London exhibition provides view inside typical Japanese residence
By WILLIAM HOLLINGWORTH
LONDON — An exhibition in London and an accompanying book are giving people a glimpse inside a typical Japanese home, which the author believes may dispel some Western notions.
Inge Daniels, an anthropologist at Oxford University, has studied 30 families in the Kansai region and is presenting her findings to visitors at the Geffrye Museum in London via the recreation of a modern family home in "At Home in Japan."
She wants to give the British public a more rounded view of how ordinary Japanese live and move away from the minimalist images of homes as portrayed in interior design books, for example.
"I got frustrated by the stereotype of exotic Japan in the West, which has been internalized by some people in Japan," Daniels said. When I first visited Japan in 1992 I tried looking for these exotic homes and realized they were not typical."
Explaining the reasoning behind her research, she said, "I wanted to learn about similarities between homes in the West and Japan and also differences, but I didn't want to make this an exercise in voyeurism, either."
Visitors get the chance to walk around an open-plan lounge, dining room and kitchen (an "LDK"), a Western-style room, a bathroom and traditional room with tatami.
Daniels and the staff have painstakingly tried to represent every aspect of the Japanese home, complete with a Japanese-style mailbox and even a fire bucket.

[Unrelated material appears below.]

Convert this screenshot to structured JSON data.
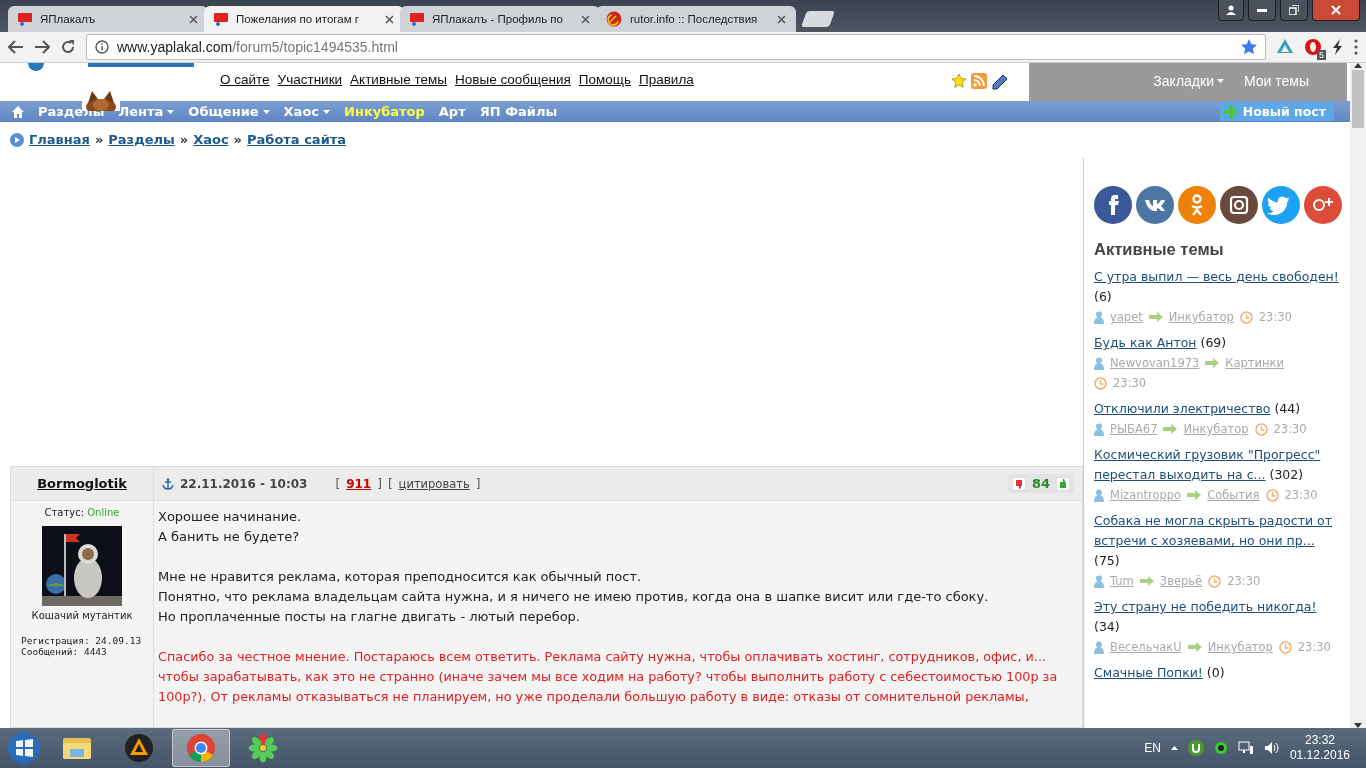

Many of the items have been lent by the families who participated in her book: "The Japanese House. Material Culture in the Modern Home."
One of Daniels' main findings is that Japanese homes, which are generally smaller than those in the West, are overwhelmed by the accumulation of items, especially gifts.
The well-established gift-giving culture has accelerated with the rising standard of living since the 1970s, she says.
The presents can range from small souvenirs to larger items such as kimono, dolls and furniture which are given to people at certain points in their lives.
Daniels said that in the past, people were more able to dispose of unwanted gifts by passing them on to neighbors and other close family members.
But due to the loosening of these ties and because presents are now more durable, householders find themselves hoarding more unwanted and unused items. As a result, they have to find new storage solutions or move to bigger homes, which is not always easy.
"Japanese do have real anxieties about getting rid of unused gifts that have spent a long period of time in their homes because they are seen as being objects which you should care for. By contrast, British people will only generally be concerned if the item has a sentimental attachment."
However, Daniels says Japanese are increasingly finding ways to divest themselves of these unwanted items by selling them at specialty shops, bazaars and flea markets popular with foreign residents.
The academic was also struck by the fact that homes normally have a lifespan of about 40 years before they are torn down and rebuilt, in part due to earthquake regulations and the primacy put on new rather than old.
"At Home in Japan" will run at the Geffrye Museum until Aug. 29.